Google's Android Strategy
Unlike its competitor Apple (AAPL), Google allows developers to use its Android OS for free, which has resulted in Android's domination of the global market due to its wide adoption in mobile devices. For example, Android's share of the global smartphone market is around 70%, compared with Apple's 20 percent. The reason Google has opted to adopt this strategy is simple: while Apple wants people to buy its devices, Google wants them to use its web services. With a smartphone that uses the Android OS, you're more likely to use Gmail, search the web using the Google search engine, network with your friends through Google + and so on. Once more, people are using its web services; Google then hopes to monetize them through ad sales. In addition, by using its web services, Google can collect data on your web usage habits, and can then use this information to sell ads targeted specifically towards particular consumers.
A person who wears the Google Glass device is likely to be using the company's web services on a regular basis. In fact, a promotional video for the device shows four services being used - Google's search engine, Google Maps, Google Now and Google Hangouts. The reason for this is simple convenience - even if you prefer Yahoo (YHOO) to Google, since Google is already the default on Google Glass, why not stick with it?
Google Could Dominate Social Networking
Similarly, once more people are using Google Glass, Google could eventually challenge the current dominance of social networking site Facebook and Microsoft's video chat IP service Skype. With Google Glass, users can use Google Hangout to video chat directly with their friends and then use the device to show them what the user is looking at. In addition, since Hangout is a feature of Google's social networking site Google +, Glass users could eventually use Google + as their default social network, which could eventually cut into Facebook's (FB) share of the market.
At present, Facebook has a commanding lead, with some 700 million users as of the fourth quarter of 2012, according to Global Web Index, compared with 300 million for Google +. Until recently, Facebook users have had little reason to shift to Google +. But if Google Glass leads more people to use Google +, Google could finally challenge the domination of Facebook.

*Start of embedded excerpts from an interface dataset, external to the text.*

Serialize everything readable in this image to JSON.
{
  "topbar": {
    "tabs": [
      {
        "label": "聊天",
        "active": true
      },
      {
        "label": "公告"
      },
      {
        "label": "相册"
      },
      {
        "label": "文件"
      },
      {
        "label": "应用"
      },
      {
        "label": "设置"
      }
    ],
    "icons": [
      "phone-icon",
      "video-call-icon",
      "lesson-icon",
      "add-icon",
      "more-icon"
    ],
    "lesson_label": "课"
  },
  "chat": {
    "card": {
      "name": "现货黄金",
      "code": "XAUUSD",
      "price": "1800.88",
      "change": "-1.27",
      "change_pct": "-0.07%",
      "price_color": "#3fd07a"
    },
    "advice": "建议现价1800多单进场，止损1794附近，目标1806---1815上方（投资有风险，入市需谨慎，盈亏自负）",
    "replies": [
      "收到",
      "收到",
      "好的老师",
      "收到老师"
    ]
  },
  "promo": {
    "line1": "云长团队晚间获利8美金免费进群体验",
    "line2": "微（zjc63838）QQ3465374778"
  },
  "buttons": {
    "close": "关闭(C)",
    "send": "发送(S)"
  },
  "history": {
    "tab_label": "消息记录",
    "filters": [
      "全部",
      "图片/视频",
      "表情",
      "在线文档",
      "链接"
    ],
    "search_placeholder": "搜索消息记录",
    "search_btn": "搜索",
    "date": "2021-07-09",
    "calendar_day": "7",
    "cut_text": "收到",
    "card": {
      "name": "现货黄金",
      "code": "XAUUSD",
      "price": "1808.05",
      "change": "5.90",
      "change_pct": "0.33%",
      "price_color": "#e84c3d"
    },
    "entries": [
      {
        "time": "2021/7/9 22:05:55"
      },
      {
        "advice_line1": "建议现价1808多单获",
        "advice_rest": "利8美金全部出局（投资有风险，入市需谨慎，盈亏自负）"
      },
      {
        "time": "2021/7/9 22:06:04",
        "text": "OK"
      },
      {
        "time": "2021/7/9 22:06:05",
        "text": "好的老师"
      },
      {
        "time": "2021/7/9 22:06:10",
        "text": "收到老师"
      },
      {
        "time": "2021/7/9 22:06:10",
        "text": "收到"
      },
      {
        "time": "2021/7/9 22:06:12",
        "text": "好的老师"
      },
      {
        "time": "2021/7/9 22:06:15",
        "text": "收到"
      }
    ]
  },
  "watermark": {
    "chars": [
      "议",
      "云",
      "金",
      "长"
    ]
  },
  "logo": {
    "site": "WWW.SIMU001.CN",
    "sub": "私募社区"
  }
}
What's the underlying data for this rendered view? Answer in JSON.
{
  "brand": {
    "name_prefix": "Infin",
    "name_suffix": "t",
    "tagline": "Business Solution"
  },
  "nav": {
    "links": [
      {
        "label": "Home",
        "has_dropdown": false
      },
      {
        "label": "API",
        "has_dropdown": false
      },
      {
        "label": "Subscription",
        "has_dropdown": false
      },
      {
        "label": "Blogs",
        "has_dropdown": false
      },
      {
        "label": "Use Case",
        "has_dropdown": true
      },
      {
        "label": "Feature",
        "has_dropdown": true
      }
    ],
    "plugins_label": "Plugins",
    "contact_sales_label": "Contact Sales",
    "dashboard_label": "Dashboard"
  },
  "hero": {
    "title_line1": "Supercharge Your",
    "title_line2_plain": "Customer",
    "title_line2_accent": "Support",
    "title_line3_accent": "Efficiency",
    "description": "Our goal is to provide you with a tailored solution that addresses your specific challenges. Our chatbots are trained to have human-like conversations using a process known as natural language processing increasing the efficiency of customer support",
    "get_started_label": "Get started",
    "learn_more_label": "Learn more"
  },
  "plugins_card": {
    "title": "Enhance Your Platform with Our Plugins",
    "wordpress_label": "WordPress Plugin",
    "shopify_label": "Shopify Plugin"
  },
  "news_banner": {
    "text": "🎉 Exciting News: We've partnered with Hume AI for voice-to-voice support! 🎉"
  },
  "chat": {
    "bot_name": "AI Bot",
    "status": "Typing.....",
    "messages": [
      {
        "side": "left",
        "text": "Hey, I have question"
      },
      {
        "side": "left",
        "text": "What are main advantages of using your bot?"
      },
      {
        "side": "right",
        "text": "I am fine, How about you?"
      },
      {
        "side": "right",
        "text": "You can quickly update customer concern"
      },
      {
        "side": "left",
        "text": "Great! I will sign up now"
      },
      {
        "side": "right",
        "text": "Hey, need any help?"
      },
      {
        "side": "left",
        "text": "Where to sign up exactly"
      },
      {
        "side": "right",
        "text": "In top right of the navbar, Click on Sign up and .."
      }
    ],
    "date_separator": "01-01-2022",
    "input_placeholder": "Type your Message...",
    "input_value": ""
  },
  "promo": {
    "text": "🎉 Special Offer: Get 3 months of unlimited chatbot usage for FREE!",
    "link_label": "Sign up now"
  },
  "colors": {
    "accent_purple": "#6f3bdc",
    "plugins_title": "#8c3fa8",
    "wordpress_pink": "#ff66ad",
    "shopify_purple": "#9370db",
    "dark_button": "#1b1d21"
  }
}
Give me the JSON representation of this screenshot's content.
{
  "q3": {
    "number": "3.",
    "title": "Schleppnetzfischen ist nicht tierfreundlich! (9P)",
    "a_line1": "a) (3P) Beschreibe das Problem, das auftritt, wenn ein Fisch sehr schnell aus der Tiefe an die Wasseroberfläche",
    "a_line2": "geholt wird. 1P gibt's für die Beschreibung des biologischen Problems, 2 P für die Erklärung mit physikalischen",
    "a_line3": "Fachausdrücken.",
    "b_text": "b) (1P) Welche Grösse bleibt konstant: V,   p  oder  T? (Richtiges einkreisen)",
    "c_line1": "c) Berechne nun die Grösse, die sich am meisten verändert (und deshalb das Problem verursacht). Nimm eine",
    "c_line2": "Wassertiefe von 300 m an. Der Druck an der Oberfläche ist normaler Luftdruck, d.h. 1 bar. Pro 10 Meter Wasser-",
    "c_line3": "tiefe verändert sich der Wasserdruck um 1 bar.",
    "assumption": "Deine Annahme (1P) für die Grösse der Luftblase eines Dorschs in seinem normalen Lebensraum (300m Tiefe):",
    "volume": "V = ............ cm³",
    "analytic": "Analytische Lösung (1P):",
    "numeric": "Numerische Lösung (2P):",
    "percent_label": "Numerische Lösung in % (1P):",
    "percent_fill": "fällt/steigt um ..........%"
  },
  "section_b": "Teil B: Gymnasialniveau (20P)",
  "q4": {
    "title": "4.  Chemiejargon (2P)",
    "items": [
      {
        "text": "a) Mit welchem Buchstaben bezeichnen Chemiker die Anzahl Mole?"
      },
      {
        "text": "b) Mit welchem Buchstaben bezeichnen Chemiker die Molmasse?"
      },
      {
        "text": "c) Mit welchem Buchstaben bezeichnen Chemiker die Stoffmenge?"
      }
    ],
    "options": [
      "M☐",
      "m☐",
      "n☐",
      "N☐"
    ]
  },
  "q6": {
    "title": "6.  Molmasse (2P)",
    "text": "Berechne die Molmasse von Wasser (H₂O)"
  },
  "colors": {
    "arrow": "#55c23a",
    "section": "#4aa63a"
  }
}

Google Could Challenge Apple's iPhone
Currently, the Android OS is seen as the poor man's alternative to Apple's iPhone. But Google Glass could change that, if it takes off the way it is predicted to. Glass users would likely want to have MyGlass, a Google app that allows them to control the device through their smartphones. At present, the app is available only through the Android app store, although Google may choose to offer it through Apple's app store. If it does not, however, this could prove to be a serious blow to the iPhone.
Google's Glass Explorer program has enrolled 2,000 pre-early users who will serve as beta testers for the device and are paying $1,500 for the privilege. With the final retail price of the device seen to be pricey, the target market for Glass are likely to be affluent, with a lot of disposable income to spend on gadgets, and these people are Apple's best customers. If Google Glass owners find that an Android phone is required to get the most out of their devices, they may opt to shift en masse from iPhones.
What's the Outlook for Google Glass?
At present, it remains to be seen how successful Google Glass will be. Google Glass could ultimately end up being a niche item. But if the device becomes successful, then it will cement Google's dominance over web services. To reiterate, by restricting the best Google Glass experience to Android-enabled handsets, the iPhone's dominance over the high end of the market could be hit. And by increasing Google Glass users' reliance on Google Hangouts (and by extension, to Google +), it could create a powerful threat to Facebook's dominance over the social networking sector. But whatever happens with Google Glass, it is clear that for Google, the future continues to be its web services.